The token friend

Many people feel that there is a certain way to implement diversity in the media. Currently, one of the most controversial ways is the restructuring of white characters into people of color (POC). This is prevalent through the new live action “Little Mermaid,” “The Lord of the Rings: The Rings of Power,” and “Velma.” 

While many have an issue with the characters being redrawn/rewritten for malicious reasons or internalized racism, there are also those who want to dive deeper on why this is happening. Why does it feel as though many media platforms are trying to push a diversity quota? What harmful stereotypes are perpetuated as a result? 

“From a journalism standpoint, we need to get out of our comfort zone,” Instructor for Journalism and Broadcast and Faculty Advisor for Texan News Service, Austin Lewter, stated. “At this panel discussion back in June, the panelists were all African American and one of them asked, when was the last time a Black man was on the front page that wasn’t a mugshot.”

Black people have been in the media since its conception, Broadway star Ethel Waters may have been then first hosting a one-off variety show in 1939. Nevertheless, the roles that Black people played were typically servants, comedic relief, or the token diverse character. This shifted with the showing of shows such as “Soul Train,” “A Different World,” and the “Fresh Prince of Bel Air” as recorded on However, the concept of POC appearing in the media as a token character only grew over time.

Tokenism is accepting someone who identifies as a minority into a group only to prevent criticism and give the appearance everyone is being treated fairly as defined by Miriam Webster. Oftentimes they appear as the “funny Black friend,” such as Ivy Wentz from “Good Luck Charlie,” Fez from “That 70’s Show” and Raj from “The Big Bang Theory ” are classic examples of the token POC.

 “The main difference lies in the purpose and execution. Whereas representation seeks to promote inclusion and diversity, tokenism only seeks to achieve an appearance of representation,” reporter Alina Chan wrote.

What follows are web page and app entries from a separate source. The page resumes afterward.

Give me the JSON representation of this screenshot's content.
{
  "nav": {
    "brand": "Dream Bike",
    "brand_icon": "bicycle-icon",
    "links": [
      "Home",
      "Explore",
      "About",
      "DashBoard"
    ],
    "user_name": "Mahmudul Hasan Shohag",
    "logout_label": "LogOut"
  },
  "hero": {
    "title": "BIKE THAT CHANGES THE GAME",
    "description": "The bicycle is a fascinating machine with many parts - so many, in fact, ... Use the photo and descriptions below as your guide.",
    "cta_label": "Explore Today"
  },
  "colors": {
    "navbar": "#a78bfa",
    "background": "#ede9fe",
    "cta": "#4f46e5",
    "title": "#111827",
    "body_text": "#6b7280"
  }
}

While diversity quotas, systems used to increase the percentage of minority groups into specific positions, are unconstitutional, many directors and producers feel pressured to include them. Tokenism is harmful because it promotes stereotypes such as being overweight and loud,  it also feeds into the comedic relief or aggressive Black person trope. 

Representation is essential in the media because the world is not just made up of able-bodied people that share one race, gender, ethnicity, or religion. When done correctly, we get shows like “Karma’s World” and “One Day at a Time,” which actually educate its viewers on inclusivity. For more information visit